- [Work to be completed]
Print the listing in full, keeping every line exactly as it is.

··· Material supplied ···

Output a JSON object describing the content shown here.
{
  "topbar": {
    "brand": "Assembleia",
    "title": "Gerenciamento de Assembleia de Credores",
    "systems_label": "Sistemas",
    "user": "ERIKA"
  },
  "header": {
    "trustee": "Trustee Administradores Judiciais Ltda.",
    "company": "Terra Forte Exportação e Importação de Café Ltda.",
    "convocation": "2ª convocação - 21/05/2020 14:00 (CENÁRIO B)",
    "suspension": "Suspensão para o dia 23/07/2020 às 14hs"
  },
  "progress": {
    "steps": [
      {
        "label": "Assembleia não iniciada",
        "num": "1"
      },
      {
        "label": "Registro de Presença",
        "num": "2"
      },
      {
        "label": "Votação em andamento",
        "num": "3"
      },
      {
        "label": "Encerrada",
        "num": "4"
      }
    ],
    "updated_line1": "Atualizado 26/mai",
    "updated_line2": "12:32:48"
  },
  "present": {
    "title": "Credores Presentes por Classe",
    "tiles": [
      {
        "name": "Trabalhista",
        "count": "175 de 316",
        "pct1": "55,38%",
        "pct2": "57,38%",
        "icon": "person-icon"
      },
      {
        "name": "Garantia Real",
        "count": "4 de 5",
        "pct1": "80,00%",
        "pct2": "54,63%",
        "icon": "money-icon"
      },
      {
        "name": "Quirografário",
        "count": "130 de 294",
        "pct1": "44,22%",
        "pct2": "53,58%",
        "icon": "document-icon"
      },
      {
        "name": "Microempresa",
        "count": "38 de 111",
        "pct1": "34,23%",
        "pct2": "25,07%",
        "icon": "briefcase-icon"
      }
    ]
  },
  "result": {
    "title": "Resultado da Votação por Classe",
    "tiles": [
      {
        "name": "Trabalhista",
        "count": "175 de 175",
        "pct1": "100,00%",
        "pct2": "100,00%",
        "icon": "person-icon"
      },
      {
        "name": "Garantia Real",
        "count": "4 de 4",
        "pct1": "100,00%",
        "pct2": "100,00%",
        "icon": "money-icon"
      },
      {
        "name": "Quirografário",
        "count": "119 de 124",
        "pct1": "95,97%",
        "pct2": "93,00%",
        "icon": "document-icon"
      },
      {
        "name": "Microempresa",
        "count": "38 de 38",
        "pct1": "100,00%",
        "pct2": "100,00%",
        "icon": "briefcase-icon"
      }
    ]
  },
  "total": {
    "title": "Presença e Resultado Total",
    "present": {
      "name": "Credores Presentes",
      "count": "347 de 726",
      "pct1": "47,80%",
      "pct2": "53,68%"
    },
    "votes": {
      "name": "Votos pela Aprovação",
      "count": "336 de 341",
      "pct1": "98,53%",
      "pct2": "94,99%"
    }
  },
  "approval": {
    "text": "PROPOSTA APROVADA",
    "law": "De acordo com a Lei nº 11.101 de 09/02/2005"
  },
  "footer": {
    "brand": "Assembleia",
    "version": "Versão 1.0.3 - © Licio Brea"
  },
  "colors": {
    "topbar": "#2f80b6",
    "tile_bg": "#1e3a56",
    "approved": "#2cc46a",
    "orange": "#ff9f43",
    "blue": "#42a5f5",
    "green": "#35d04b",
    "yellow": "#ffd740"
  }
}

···

- [Completed exercise]
Output a JSON object describing the content shown here.
{
  "topbar": {
    "brand": "Assembleia",
    "title": "Gerenciamento de Assembleia de Credores",
    "systems_label": "Sistemas",
    "user": "ERIKA"
  },
  "header": {
    "trustee": "Trustee Administradores Judiciais Ltda.",
    "company": "Terra Forte Exportação e Importação de Café Ltda.",
    "convocation": "2ª convocação - 21/05/2020 14:00 (CENÁRIO B)",
    "suspension": "Suspensão para o dia 23/07/2020 às 14hs"
  },
  "progress": {
    "steps": [
      {
        "label": "Assembleia não iniciada",
        "num": "1"
      },
      {
        "label": "Registro de Presença",
        "num": "2"
      },
      {
        "label": "Votação em andamento",
        "num": "3"
      },
      {
        "label": "Encerrada",
        "num": "4"
      }
    ],
    "updated_line1": "Atualizado 26/mai",
    "updated_line2": "12:32:48"
  },
  "present": {
    "title": "Credores Presentes por Classe",
    "tiles": [
      {
        "name": "Trabalhista",
        "count": "175 de 316",
        "pct1": "55,38%",
        "pct2": "57,38%",
        "icon": "person-icon"
      },
      {
        "name": "Garantia Real",
        "count": "4 de 5",
        "pct1": "80,00%",
        "pct2": "54,63%",
        "icon": "money-icon"
      },
      {
        "name": "Quirografário",
        "count": "130 de 294",
        "pct1": "44,22%",
        "pct2": "53,58%",
        "icon": "document-icon"
      },
      {
        "name": "Microempresa",
        "count": "38 de 111",
        "pct1": "34,23%",
        "pct2": "25,07%",
        "icon": "briefcase-icon"
      }
    ]
  },
  "result": {
    "title": "Resultado da Votação por Classe",
    "tiles": [
      {
        "name": "Trabalhista",
        "count": "175 de 175",
        "pct1": "100,00%",
        "pct2": "100,00%",
        "icon": "person-icon"
      },
      {
        "name": "Garantia Real",
        "count": "4 de 4",
        "pct1": "100,00%",
        "pct2": "100,00%",
        "icon": "money-icon"
      },
      {
        "name": "Quirografário",
        "count": "119 de 124",
        "pct1": "95,97%",
        "pct2": "93,00%",
        "icon": "document-icon"
      },
      {
        "name": "Microempresa",
        "count": "38 de 38",
        "pct1": "100,00%",
        "pct2": "100,00%",
        "icon": "briefcase-icon"
      }
    ]
  },
  "total": {
    "title": "Presença e Resultado Total",
    "present": {
      "name": "Credores Presentes",
      "count": "347 de 726",
      "pct1": "47,80%",
      "pct2": "53,68%"
    },
    "votes": {
      "name": "Votos pela Aprovação",
      "count": "336 de 341",
      "pct1": "98,53%",
      "pct2": "94,99%"
    }
  },
  "approval": {
    "text": "PROPOSTA APROVADA",
    "law": "De acordo com a Lei nº 11.101 de 09/02/2005"
  },
  "footer": {
    "brand": "Assembleia",
    "version": "Versão 1.0.3 - © Licio Brea"
  },
  "colors": {
    "topbar": "#2f80b6",
    "tile_bg": "#1e3a56",
    "approved": "#2cc46a",
    "orange": "#ff9f43",
    "blue": "#42a5f5",
    "green": "#35d04b",
    "yellow": "#ffd740"
  }
}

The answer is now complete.